Quarantine was shot with the Sony F23, the same next-generation HD video camera that was used on Speed Racer, and it produces appropriately silky imagery. The transfer on this Blu-ray Disc, encoded using the VC-1 codec and letterboxed to 1.85:1, is all but completely free of noise--I detected just a hint of some, more a subtle twinkling than anything resembling film grain. That makes sense, because the F23 is said to excel in low-light situations, but I wonder if the image hasn't been processed a tad too aggressively. Stepping through a couple of scenes with limited lighting and fast pans, I could see a number of frames with the kind of ghosting that is often a sign of overzealous noise reduction. Overall, the picture seems a bit soft but still pleasing, with high-contrast highlights standing out sharply against somewhat crushed blacks. Certainly the look is appropriate for a feature made up of supposedly TV-broadcast-quality footage. In keeping with the POV, the soundtrack (Dolby TrueHD 5.1 in English and Portuguese; Dolby Digital 5.1 in French and Spanish) is mainly built from front-and-centre dialogue-and-effects tracks--though there are nice ambient effects (the din of sirens and helicopters hovering outside) in the surround channels, as well as more than a few inexplicable multi-channel bumps and whooshes during the action scenes that enhance the film's manic, haunted-house milieu.
Special features (all standard-definition) aren't plentiful, though they're in line with the film's aspirations and achievements. "Locked In: The Making of Quarantine" (10 mins.) is your typical B-roll doc, except in this case the B-roll is something special. The camera was tethered to a data recorder, meaning the cameraman had to be wary of a whole mess of cables hanging out the back of the unit. Footage here shows the kind of coordination required on set as the camera operator spins around and the rest of the crew dances behind him, keeping the wiring out of his way and out of view.
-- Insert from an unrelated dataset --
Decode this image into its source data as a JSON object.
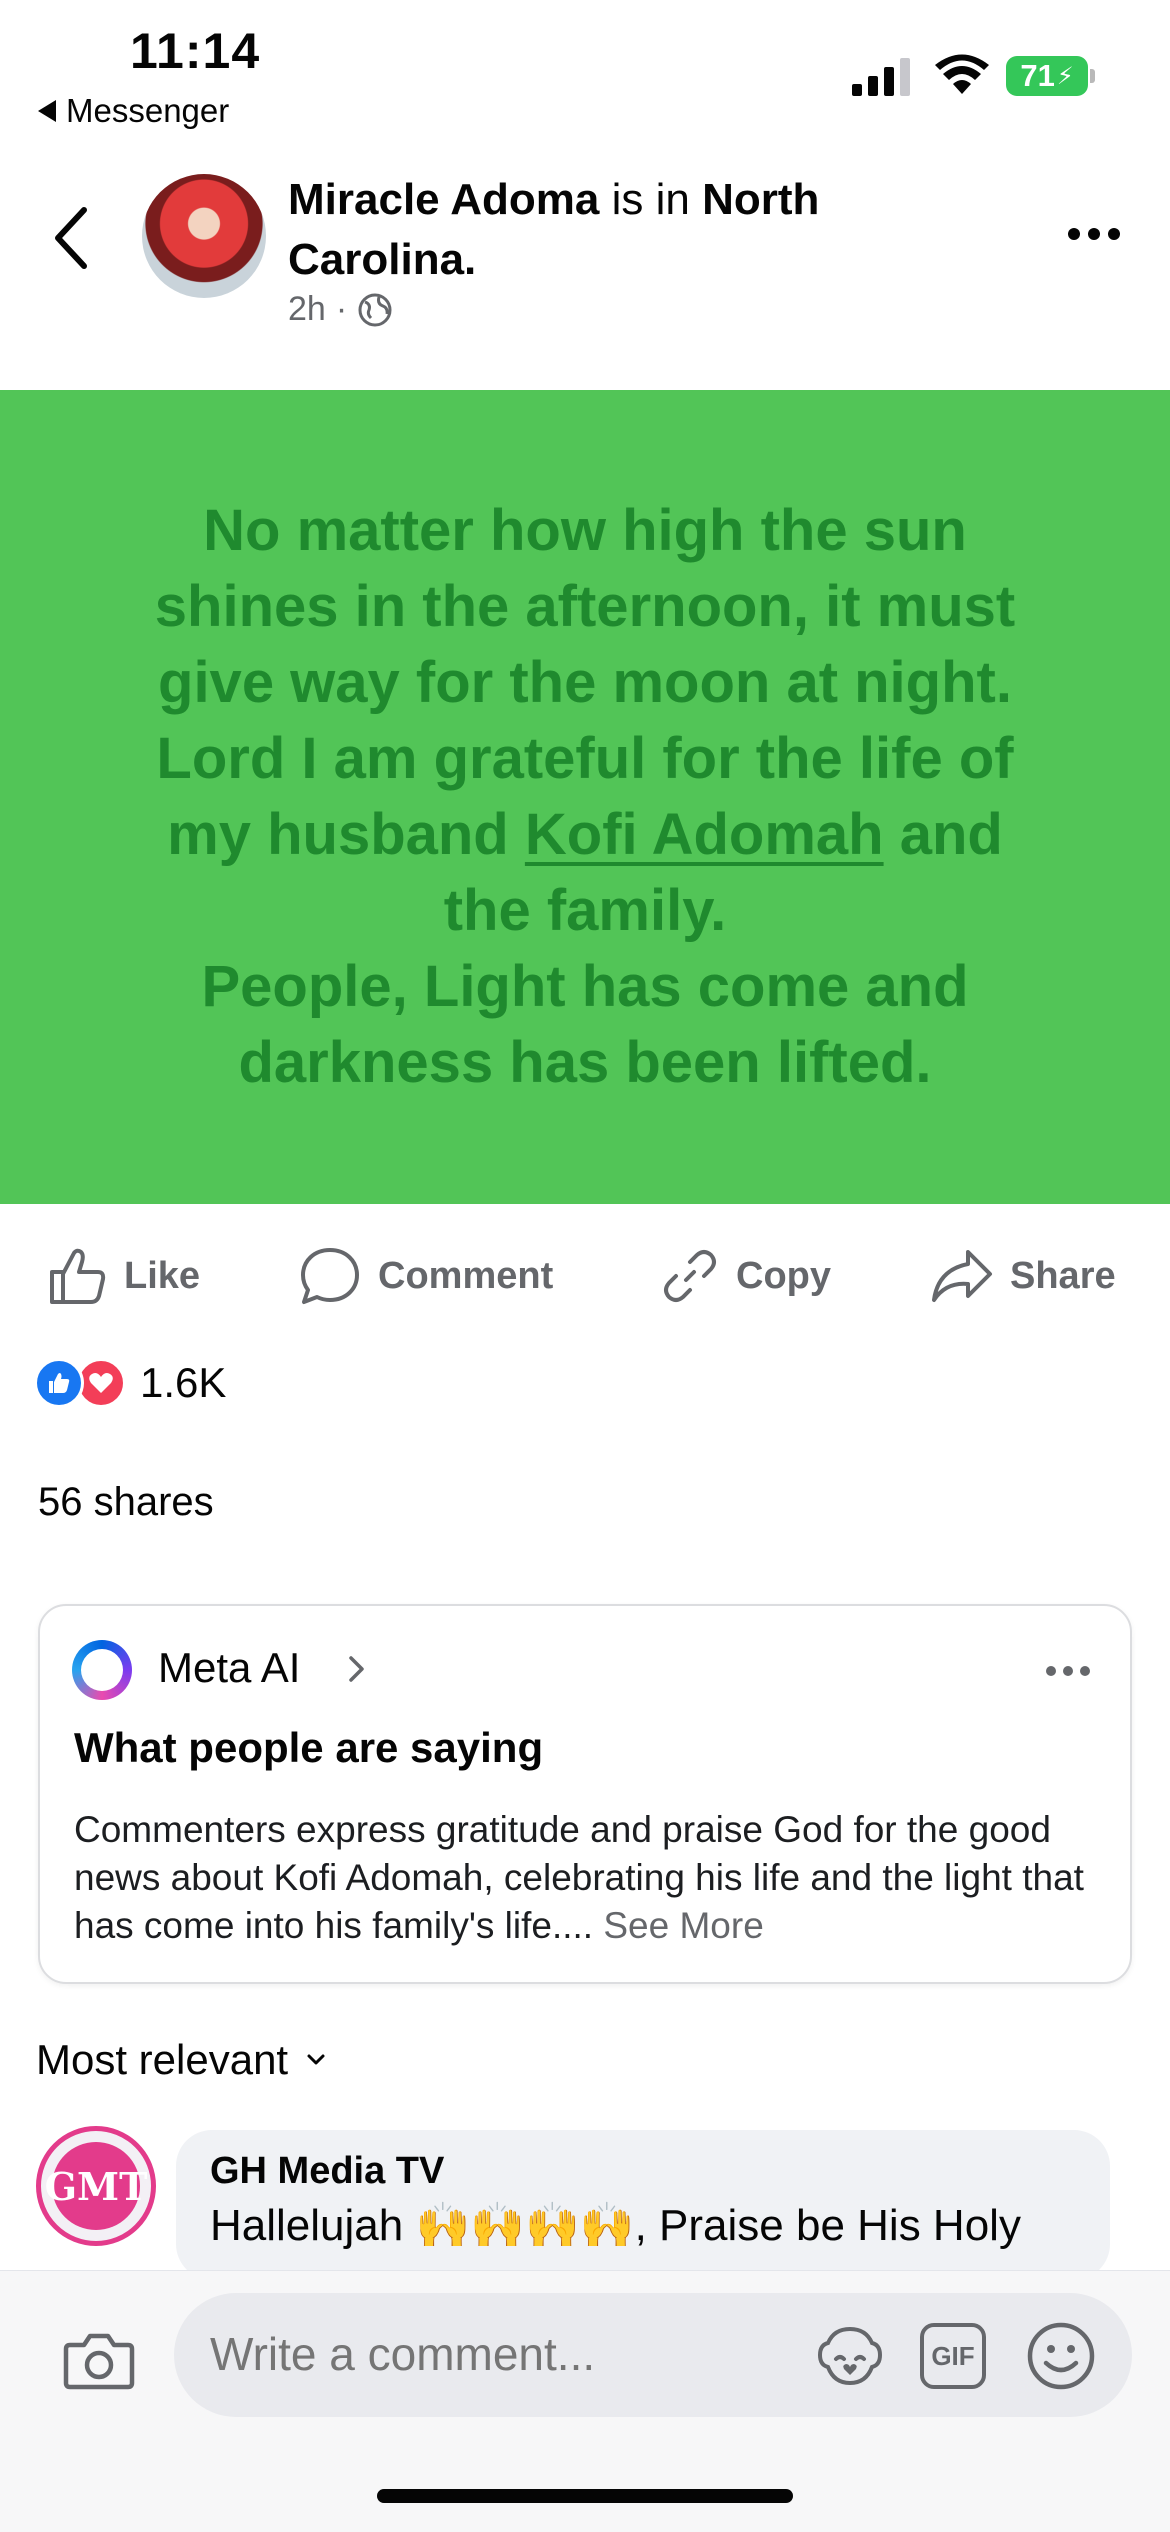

There's also a brief visual illustration demonstrating how invisible edits and fake zooms were worked into the footage. It's worth a viewing. "Dressing the Infected: Robert Hall's Makeup Design" (7 mins.) is the SFX featurette that's de rigueur for this type of film; based on the evidence, Hall really knows his stuff. The bite-size "Anatomy of a Stunt" (3 mins.) offers a brief look at the shooting of one of the film's more impressive moments, alas stopping short of revealing how the greenscreen effect was finished in post-production.
Finally, there's a feature-length audio commentary with the Dowdles. They seem like nice enough guys, but I was blown away by their apparent refusal to throw so much as a nodding glance in the direction of their source material. The Dowdles name-drop their debut feature, The Poughkeepsie Tapes, at least half a dozen times but offer not a single mention of [REC]. (They even discuss their execution of what's probably Quarantine's single biggest, most reliable scare without acknowledging that it was copied verbatim from the previous film!) It's possible a decision was made by studio bigwigs to elide all references to [REC] from the commentary and featurettes. If so, it's not only misguided but also has the knock-on effect of making the filmmakers look like they're trying to hornswoggle unwitting viewers. Although a few tidbits of info--such as the news that the film was shot in chronological order, or the brothers' definition of a "Texas switch"--are mildly enlightening, unless you're a big fan it would be tough to justify the outlay of time. Trailers are included for The Passengers, Resident Evil: Degeneration, Vacancy 2: The First Cut, Lakeview Terrace, Pineapple Express, and Hancock. It's a middling package of extras for a middling horror movie--albeit one that might rate a little better than middling if a clearly superior version didn't exist. Originally published: February 16, 2009. Updated: February 18, 2009.